Ripple Labs Inc. is expanding the distribution of its digital currency and money-transfer software through an agreement with cash-transaction network ZipZap Inc., signaling the growth of alternative payment methods.
Ripple, a San Francisco-based startup, operates payments software and a digital currency that resides in a consumer’s account known as a Ripple Wallet. Under the agreement, Ripple will let consumers link those Wallets to ZipZap accounts. San Francisco-based ZipZap -- which has payment centers across the U.S. in locations such as CVS Caremark Corp. pharmacies and hotels -- can then send a payment that someone makes through their Ripple Wallet to a recipient elsewhere who also has the software.
The move puts Ripple in competition with Western Union Co., which typically charges $40 for sending $500 in cash in person from one U.S. location to another in minutes. ZipZap charges a $3.95 fee when customers top up their Ripple Wallet account with as much as $500, according to the company.
“If we have more places an average person can go to and load value, it’s more valuable,” Chris Larsen, chief executive officer of Ripple, said in an interview. “It goes to utility.”
Dan Diaz, a spokesman for Western Union, didn’t return a request for comment.
Ripple’s agreement with ZipZap underscores the proliferation of alternative methods of payment. Bitcoin and several dozen other virtual currencies have sprung up in recent years to let users buy everything from luxury cars to cupcakes online and in the real world.
Ripple issues a virtual currency known as Ripples, of which it holds a 25 percent slice. Each Ripple Wallet has to hold at least 50 Ripples -- which people pay for using currencies from U.S. dollars to Japanese yen to Bitcoins -- to function.

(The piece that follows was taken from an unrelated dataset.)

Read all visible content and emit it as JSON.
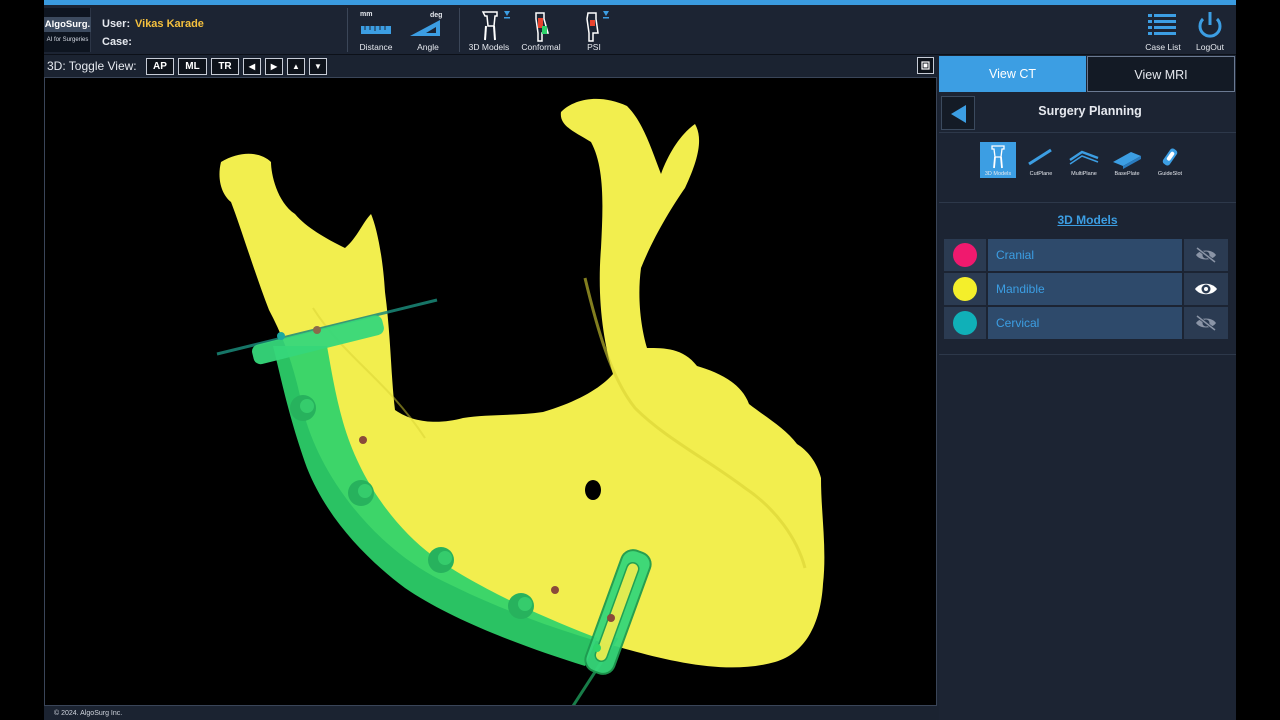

The company’s virtual currency and payments software are intended to make it easy for people to exchange money, loyalty points or airline miles for another currency.
Some 27,000 people have Ripple Wallet accounts, Larsen said.
“There’ll still have to be massive adoption,” Ugo Egbunike, senior ETF specialist at index-fund researcher IndexUniverse, said in an interview. “It might be cheaper than Western Union, but there might be risks.”
Ripple was invented and developed by a group of programmers at OpenCoin Inc., now called Ripple Labs. The first version was released this year, and the software has recently been open sourced, which means that anyone can build it into websites and applications, as well as modify and develop it.
Ripple has raised about $3 million from venture capital firms including Andreessen Horowitz, Google Ventures, FF Angel IV, IDG Capital Partners, Lightspeed Venture Partners, Vast Ventures and Bitcoin Opportunity Fund.